Condensation in my shed/workshop

Postby feastino » Thu Nov 25, 2010 4:30 pm

I have self built a wooden building, it 30 feet by 8 feet. I have divided it into 2 sections. 2/3 of the building I use as a shed, workshop and growing area. The other 1/3 is partitioned internally with a through door and used as a den/summerhouse. At this far end the doors have yet to be built and I have blue sheeting and a fabric mat hanging in the opening. This is working in so far as it keeps the rain out (well almost). It does feel damp in this section.

I am getting a large amount of water dripping from the ceiling at the opposite end of the building. I've worked out that this is condensation collecting, freezing overnight in the frost and then melting and dripping down onto the shelves.

I want to know is this because it's unfinished, and therefore letting a lot of damp air, or because I incorporated corrugated plastic sheets and plywood/felt roof coverings.

7 feet of the sheds 30foot length is roofed with corrugated plastic and I have continued the rest of the roof in ply and felt covering. I then built large shelfs under the roof and used kitchen worktop to create workbench under the roof. In spring I use the shelves effectively as a greenhouse to bring on seedlings and having the clear roof allows plenty of light to work.

It works really well however I wonder if this is also the source of my condensation problems in winter.
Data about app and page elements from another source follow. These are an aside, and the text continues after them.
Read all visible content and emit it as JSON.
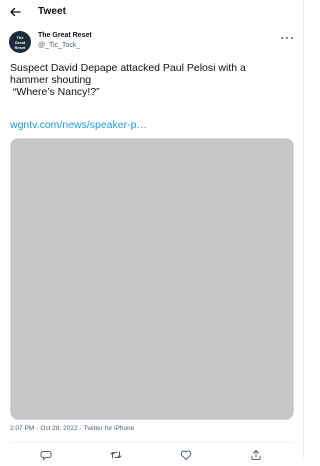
{
  "header": {
    "title": "Tweet",
    "back_icon": "arrow-left-icon"
  },
  "author": {
    "display_name": "The Great Reset",
    "handle": "@_Tic_Tock_",
    "avatar_text": [
      "The",
      "Great",
      "Reset"
    ]
  },
  "tweet": {
    "lines": [
      "Suspect David Depape attacked Paul Pelosi with a",
      "hammer shouting",
      " “Where’s Nancy!?”"
    ],
    "link": "wgntv.com/news/speaker-p…",
    "image": {
      "background": "#c8c6c4"
    }
  },
  "meta": {
    "time": "2:07 PM",
    "separator": "·",
    "date": "Oct 28, 2022",
    "source": "Twitter for iPhone"
  },
  "actions": [
    {
      "name": "reply-icon"
    },
    {
      "name": "retweet-icon"
    },
    {
      "name": "like-icon"
    },
    {
      "name": "share-icon"
    }
  ],
  "colors": {
    "link": "#1d9bf0",
    "secondary_text": "#536471",
    "border": "#cfd9de"
  }
}
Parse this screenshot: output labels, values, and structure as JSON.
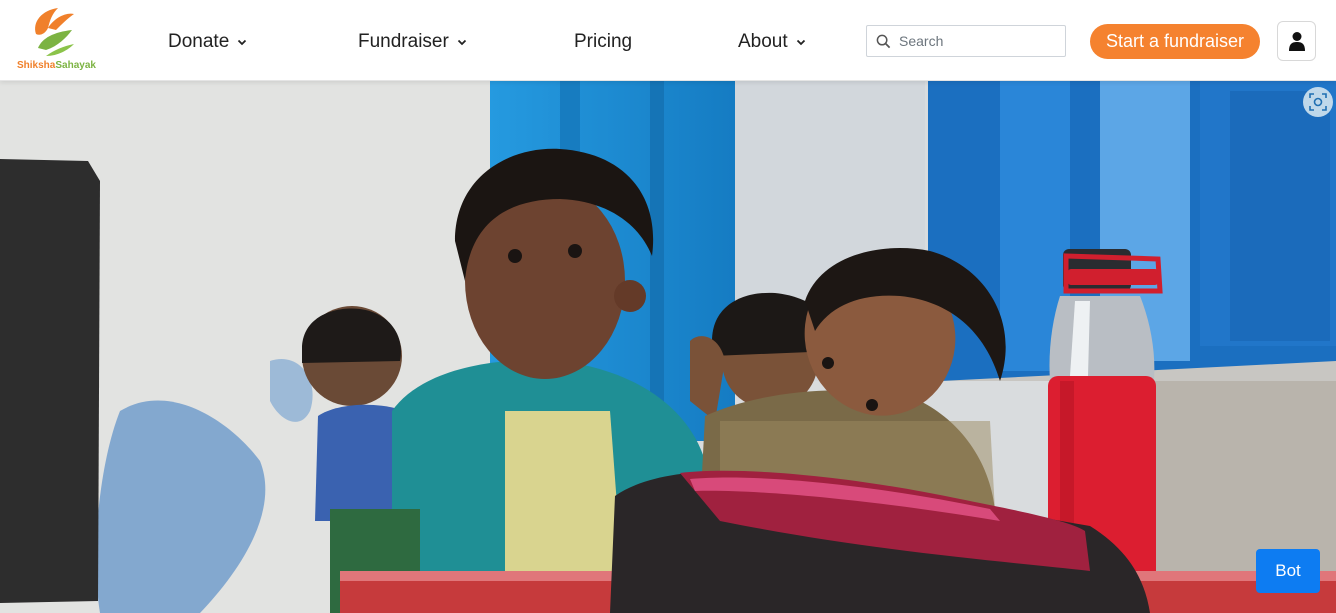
{
  "brand": {
    "name_part1": "Shiksha",
    "name_part2": "Sahayak",
    "colors": {
      "orange": "#f0802b",
      "green": "#7cb342"
    },
    "icon": "leaf-hands-logo"
  },
  "nav": {
    "items": [
      {
        "label": "Donate",
        "has_dropdown": true
      },
      {
        "label": "Fundraiser",
        "has_dropdown": true
      },
      {
        "label": "Pricing",
        "has_dropdown": false
      },
      {
        "label": "About",
        "has_dropdown": true
      }
    ]
  },
  "search": {
    "placeholder": "Search",
    "value": "",
    "icon": "search-icon"
  },
  "cta": {
    "label": "Start a fundraiser",
    "color": "#f5822f"
  },
  "user": {
    "icon": "user-icon"
  },
  "hero": {
    "image_alt": "Children sitting at classroom desks",
    "lens_icon": "image-search-icon"
  },
  "bot": {
    "label": "Bot",
    "color": "#0d7cf2"
  }
}
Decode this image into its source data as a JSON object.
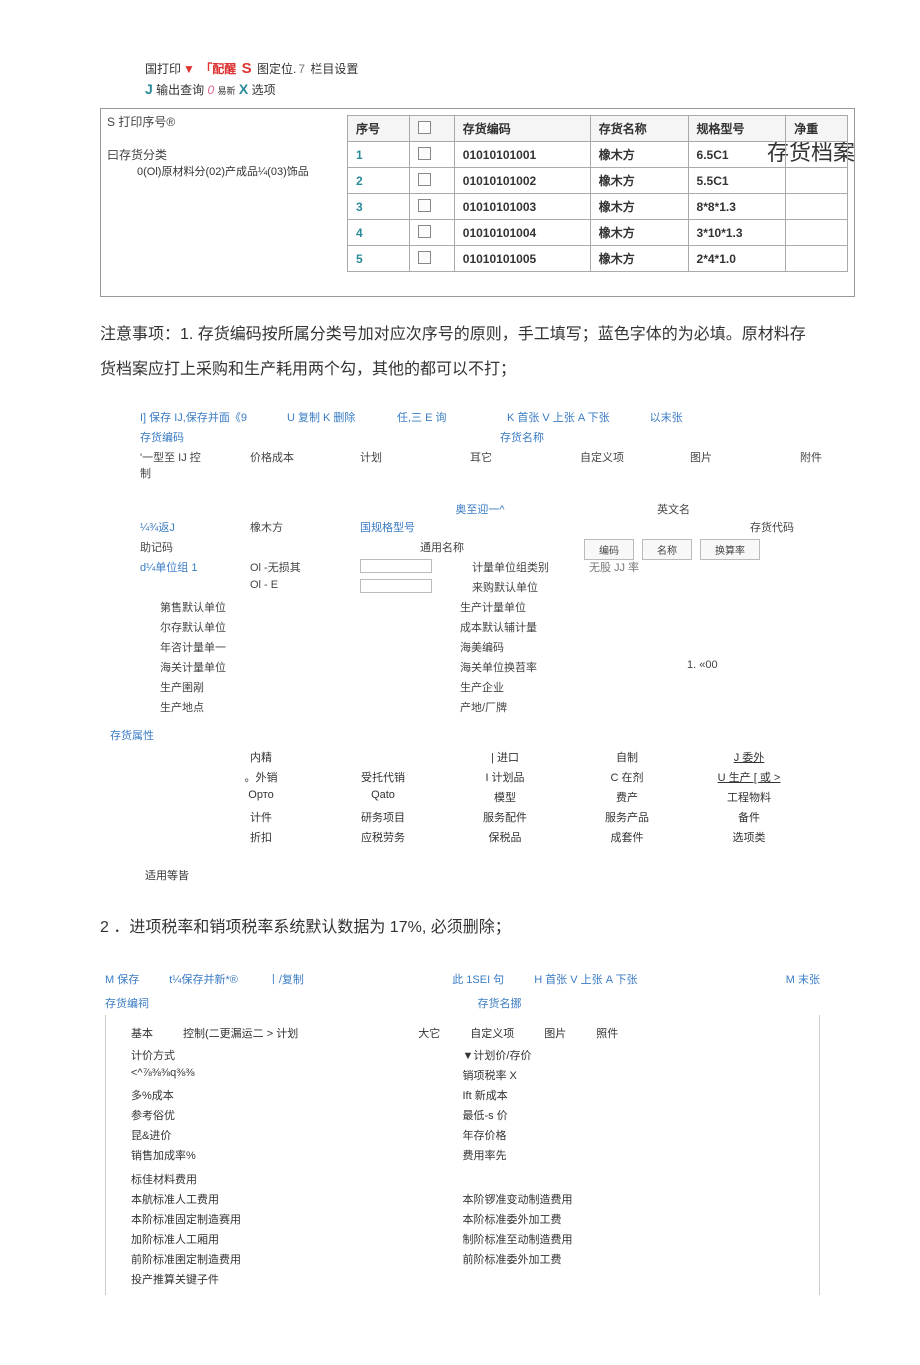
{
  "toolbar1": {
    "a": "国打印",
    "b": "▼",
    "c": "「配醒",
    "d": "S",
    "e": "图定位.",
    "f": "7",
    "g": "栏目设置"
  },
  "toolbar2": {
    "a": "J",
    "b": "输出查询",
    "c": "0",
    "d": "易新",
    "e": "X",
    "f": "选项"
  },
  "page_title": "存货档案",
  "panel1": {
    "top": "S 打印序号®",
    "tree_label": "曰存货分类",
    "tree_child": "0(Ol)原材料分(02)产成品¼(03)饰品",
    "headers": [
      "序号",
      "",
      "存货编码",
      "存货名称",
      "规格型号",
      "净重"
    ],
    "rows": [
      {
        "n": "1",
        "code": "01010101001",
        "name": "橡木方",
        "spec": "6.5C1"
      },
      {
        "n": "2",
        "code": "01010101002",
        "name": "橡木方",
        "spec": "5.5C1"
      },
      {
        "n": "3",
        "code": "01010101003",
        "name": "橡木方",
        "spec": "8*8*1.3"
      },
      {
        "n": "4",
        "code": "01010101004",
        "name": "橡木方",
        "spec": "3*10*1.3"
      },
      {
        "n": "5",
        "code": "01010101005",
        "name": "橡木方",
        "spec": "2*4*1.0"
      }
    ]
  },
  "note1": "注意事项：1. 存货编码按所属分类号加对应次序号的原则，手工填写；蓝色字体的为必填。原材料存货档案应打上采购和生产耗用两个勾，其他的都可以不打；",
  "form1_toolbar": {
    "save": "I] 保存 IJ,保存并面《9",
    "copy": "U 复制 K 删除",
    "ren": "任,三 E 询",
    "nav": "K 首张 V 上张 A 下张",
    "last": "以末张"
  },
  "form1_labels": {
    "code": "存货编码",
    "name": "存货名称",
    "tabrow": [
      "'一型至 IJ 控制",
      "价格成本",
      "计划",
      "耳它",
      "自定义项",
      "图片",
      "附件"
    ],
    "centre": "奥至迎一^",
    "eng": "英文名",
    "l1": "¼¾返J",
    "l1v": "橡木方",
    "spec": "国规格型号",
    "daima": "存货代码",
    "zhu": "助记码",
    "tong": "通用名称",
    "unit": "d¼单位组 1",
    "u1": "Ol -无损其",
    "u1r": "计量单位组类别",
    "u1r2": "无股 JJ 率",
    "u2": "Ol - E",
    "u2r": "来购默认单位",
    "rows": [
      "第售默认单位",
      "生产计量单位",
      "尔存默认单位",
      "成本默认辅计量",
      "年咨计量单一",
      "海美编码",
      "海关计量单位",
      "海关单位换苕率",
      "生产圉剐",
      "生产企业",
      "生产地点",
      "产地/厂牌"
    ],
    "val_customs": "1. «00",
    "mini": [
      "编码",
      "名称",
      "换算率"
    ]
  },
  "attr_title": "存货属性",
  "attr_rows": [
    [
      "内精",
      "",
      "| 进口",
      "自制",
      "J 委外"
    ],
    [
      "。外销",
      "受托代销",
      "I 计划品",
      "C 在剂",
      "U 生产 [ 或 >"
    ],
    [
      "Орто",
      "Qato",
      "模型",
      "费产",
      "工程物料"
    ],
    [
      "计件",
      "研务项目",
      "服务配件",
      "服务产品",
      "备件"
    ],
    [
      "折扣",
      "应税劳务",
      "保税品",
      "成套件",
      "选项类"
    ]
  ],
  "attr_foot": "适用等皆",
  "note2": "2 ．进项税率和销项税率系统默认数据为 17%, 必须删除；",
  "form2_toolbar": [
    "M 保存",
    "t¼保存并新*®",
    "丨/复制",
    "此 1SEI 句",
    "H 首张 V 上张 A 下张",
    "M 末张"
  ],
  "form2_tabs": {
    "code": "存货编祠",
    "name": "存货名挪",
    "row": [
      "基本",
      "控制(二更漏运二 > 计划",
      "大它",
      "自定义项",
      "图片",
      "照件"
    ],
    "center": "▼计划价/存价",
    "jijia": "计价方式"
  },
  "form2_rows": [
    {
      "l": "<^⅞⅜⅜q⅜⅜",
      "r": "销项税率 X"
    },
    {
      "l": "多%成本",
      "r": "Ift 新成本"
    },
    {
      "l": "参考俗优",
      "r": "最低-s 价"
    },
    {
      "l": "昆&进价",
      "r": "年存价格"
    },
    {
      "l": "销售加成率%",
      "r": "费用率先"
    },
    {
      "l": "",
      "r": ""
    },
    {
      "l": "标佳材料费用",
      "r": ""
    },
    {
      "l": "本航标准人工费用",
      "r": "本阶锣准变动制造费用"
    },
    {
      "l": "本阶标准固定制造赛用",
      "r": "本阶标准委外加工费"
    },
    {
      "l": "加阶标准人工厢用",
      "r": "制阶标准至动制造费用"
    },
    {
      "l": "前阶标准圉定制造费用",
      "r": "前阶标准委外加工费"
    },
    {
      "l": "投产推算关键子件",
      "r": ""
    }
  ]
}
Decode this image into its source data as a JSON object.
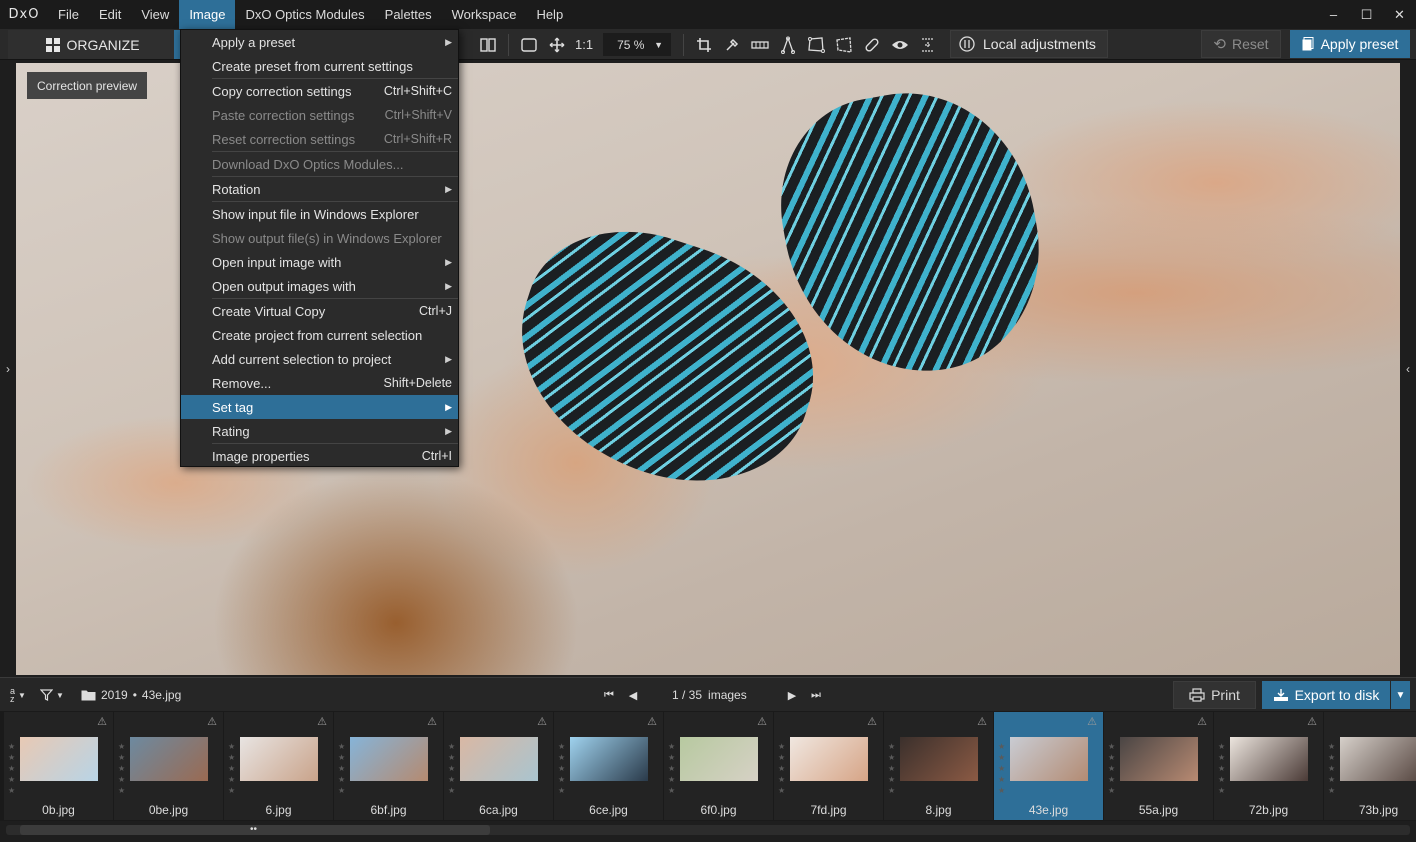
{
  "app": {
    "logo": "DxO"
  },
  "menubar": {
    "items": [
      "File",
      "Edit",
      "View",
      "Image",
      "DxO Optics Modules",
      "Palettes",
      "Workspace",
      "Help"
    ],
    "active": "Image"
  },
  "window_controls": {
    "minimize": "–",
    "maximize": "☐",
    "close": "✕"
  },
  "toolbar": {
    "organize_label": "ORGANIZE",
    "one_to_one": "1:1",
    "zoom_value": "75 %",
    "local_adjustments_label": "Local adjustments",
    "reset_label": "Reset",
    "apply_preset_label": "Apply preset"
  },
  "viewer": {
    "correction_preview_label": "Correction preview"
  },
  "image_menu": {
    "items": [
      {
        "label": "Apply a preset",
        "shortcut": "",
        "submenu": true,
        "disabled": false
      },
      {
        "label": "Create preset from current settings",
        "shortcut": "",
        "submenu": false,
        "disabled": false
      },
      {
        "label": "Copy correction settings",
        "shortcut": "Ctrl+Shift+C",
        "submenu": false,
        "disabled": false
      },
      {
        "label": "Paste correction settings",
        "shortcut": "Ctrl+Shift+V",
        "submenu": false,
        "disabled": true
      },
      {
        "label": "Reset correction settings",
        "shortcut": "Ctrl+Shift+R",
        "submenu": false,
        "disabled": true
      },
      {
        "label": "Download DxO Optics Modules...",
        "shortcut": "",
        "submenu": false,
        "disabled": true
      },
      {
        "label": "Rotation",
        "shortcut": "",
        "submenu": true,
        "disabled": false
      },
      {
        "label": "Show input file in Windows Explorer",
        "shortcut": "",
        "submenu": false,
        "disabled": false
      },
      {
        "label": "Show output file(s) in Windows Explorer",
        "shortcut": "",
        "submenu": false,
        "disabled": true
      },
      {
        "label": "Open input image with",
        "shortcut": "",
        "submenu": true,
        "disabled": false
      },
      {
        "label": "Open output images with",
        "shortcut": "",
        "submenu": true,
        "disabled": false
      },
      {
        "label": "Create Virtual Copy",
        "shortcut": "Ctrl+J",
        "submenu": false,
        "disabled": false
      },
      {
        "label": "Create project from current selection",
        "shortcut": "",
        "submenu": false,
        "disabled": false
      },
      {
        "label": "Add current selection to project",
        "shortcut": "",
        "submenu": true,
        "disabled": false
      },
      {
        "label": "Remove...",
        "shortcut": "Shift+Delete",
        "submenu": false,
        "disabled": false
      },
      {
        "label": "Set tag",
        "shortcut": "",
        "submenu": true,
        "disabled": false
      },
      {
        "label": "Rating",
        "shortcut": "",
        "submenu": true,
        "disabled": false
      },
      {
        "label": "Image properties",
        "shortcut": "Ctrl+I",
        "submenu": false,
        "disabled": false
      }
    ],
    "highlighted": "Set tag"
  },
  "filmstrip_bar": {
    "folder_path": "2019",
    "bullet": "•",
    "current_file": "43e.jpg",
    "position": "1 / 35",
    "count_label": "images",
    "print_label": "Print",
    "export_label": "Export to disk"
  },
  "thumbnails": [
    {
      "name": "0b.jpg",
      "selected": false
    },
    {
      "name": "0be.jpg",
      "selected": false
    },
    {
      "name": "6.jpg",
      "selected": false
    },
    {
      "name": "6bf.jpg",
      "selected": false
    },
    {
      "name": "6ca.jpg",
      "selected": false
    },
    {
      "name": "6ce.jpg",
      "selected": false
    },
    {
      "name": "6f0.jpg",
      "selected": false
    },
    {
      "name": "7fd.jpg",
      "selected": false
    },
    {
      "name": "8.jpg",
      "selected": false
    },
    {
      "name": "43e.jpg",
      "selected": true
    },
    {
      "name": "55a.jpg",
      "selected": false
    },
    {
      "name": "72b.jpg",
      "selected": false
    },
    {
      "name": "73b.jpg",
      "selected": false
    }
  ],
  "colors": {
    "accent": "#2e6f98",
    "background": "#1e1e1e",
    "menu_bg": "#2b2b2b"
  }
}
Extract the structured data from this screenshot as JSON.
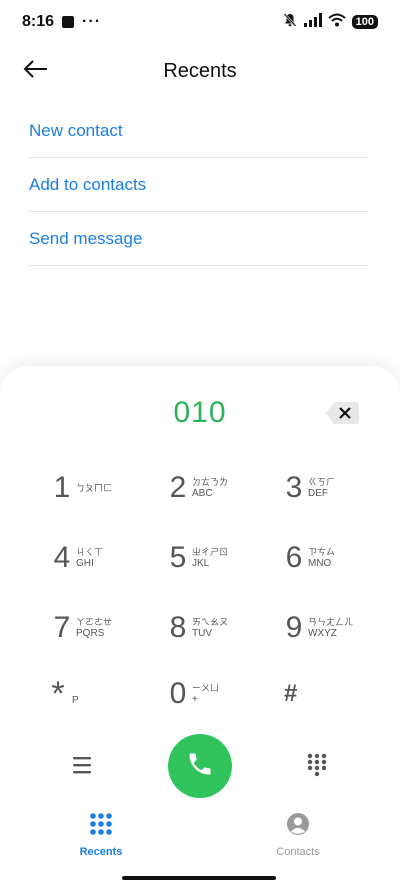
{
  "status_bar": {
    "time": "8:16",
    "dots": "···",
    "battery": "100"
  },
  "header": {
    "title": "Recents"
  },
  "actions": [
    {
      "label": "New contact"
    },
    {
      "label": "Add to contacts"
    },
    {
      "label": "Send message"
    }
  ],
  "dialer": {
    "number": "010",
    "keys": [
      {
        "digit": "1",
        "bpmf": "ㄅㄆㄇㄈ",
        "letters": ""
      },
      {
        "digit": "2",
        "bpmf": "ㄉㄊㄋㄌ",
        "letters": "ABC"
      },
      {
        "digit": "3",
        "bpmf": "ㄍㄎㄏ",
        "letters": "DEF"
      },
      {
        "digit": "4",
        "bpmf": "ㄐㄑㄒ",
        "letters": "GHI"
      },
      {
        "digit": "5",
        "bpmf": "ㄓㄔㄕㄖ",
        "letters": "JKL"
      },
      {
        "digit": "6",
        "bpmf": "ㄗㄘㄙ",
        "letters": "MNO"
      },
      {
        "digit": "7",
        "bpmf": "ㄚㄛㄜㄝ",
        "letters": "PQRS"
      },
      {
        "digit": "8",
        "bpmf": "ㄞㄟㄠㄡ",
        "letters": "TUV"
      },
      {
        "digit": "9",
        "bpmf": "ㄢㄣㄤㄥㄦ",
        "letters": "WXYZ"
      },
      {
        "digit": "*",
        "bpmf": "",
        "letters": "P"
      },
      {
        "digit": "0",
        "bpmf": "ㄧㄨㄩ",
        "letters": "+"
      },
      {
        "digit": "#",
        "bpmf": "",
        "letters": ""
      }
    ]
  },
  "bottom_nav": {
    "recents": "Recents",
    "contacts": "Contacts"
  },
  "colors": {
    "accent_blue": "#1b7fe0",
    "number_green": "#2db35a",
    "call_green": "#31c45d",
    "inactive_gray": "#9a9a9a"
  },
  "icons": {
    "back": "arrow-left-icon",
    "backspace": "backspace-icon",
    "call": "phone-icon",
    "menu": "menu-icon",
    "dialpad": "dialpad-icon",
    "recents": "dialpad-grid-icon",
    "contacts": "person-icon",
    "mute": "bell-off-icon",
    "signal": "signal-icon",
    "wifi": "wifi-icon"
  }
}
The condensation drips onto the workbench at the point the plastic roof sheet is fixed by battens. I have inspected all the sheet fixing screws and am sure they are fixed and the plastic bushes acting as a waterproof barrier.

I have yet to finish the project. At the opposite end of the structure I have 2 blue plastic sheets covering the opening where I intend to install double wood french doors.

I realise this is letting in damp air and aid condensation. I really want to understand that this is the sole reason and not due to my roof design.

The damp problem comes from water dripping off the underneath of the plastic sheets. The roof sheet do not appear to be damp on the underside next to the plastic and further along the building.

I wonder if the action of the sun not he roof increases the problem of damp which I'm sure is evident from not having finished the building yet. Also, if the pure design of it is going to continue to cause issues.
Rank: Labourer
Progress to next rank:
Posts: 1
Joined: Thu Nov 25, 2010 4:06 pm


Simply Build It

Postby Perry525 » Thu Jan 20, 2011 6:17 pm

Your supposition is correct.

You have condensation, from warm wet air meeting a cold smooth surface.

About 200 times a year, warm wet air arrives, meets the cold ground and shows as dew or frost.

You get the same thing on your car left outside overnight.

Because of the way the shed is at present, open to the sky, the water vapour in the air is moving into the shed and freezing or condensing onto the cold surface.

Where you have a complete building, the frost/dew stays on the outside.

The key thing is, that water vapour like heat, always moves from hot to cold.

As the ground is cold, the water in/on the ground stays where it is.

It is only the water vapour in the air that does this.
Rank: Site Agent
Progress to next rank:
Posts: 734
Joined: Fri Jul 06, 2007 7:35 pm

Display posts from previous
Sort by
Order by

  • DIY How to Project Guides
  • DIY how to tutorial projects and guides - Did you know we have a DIY Projects section? Well, if no, then we certainly do! Within this area of our site have literally hundreds of how-to guides and tutorials that cover a huge range of home improvement tasks. Each page also comes with pictures and a video to make completing those jobs even easier!

  • Related Topics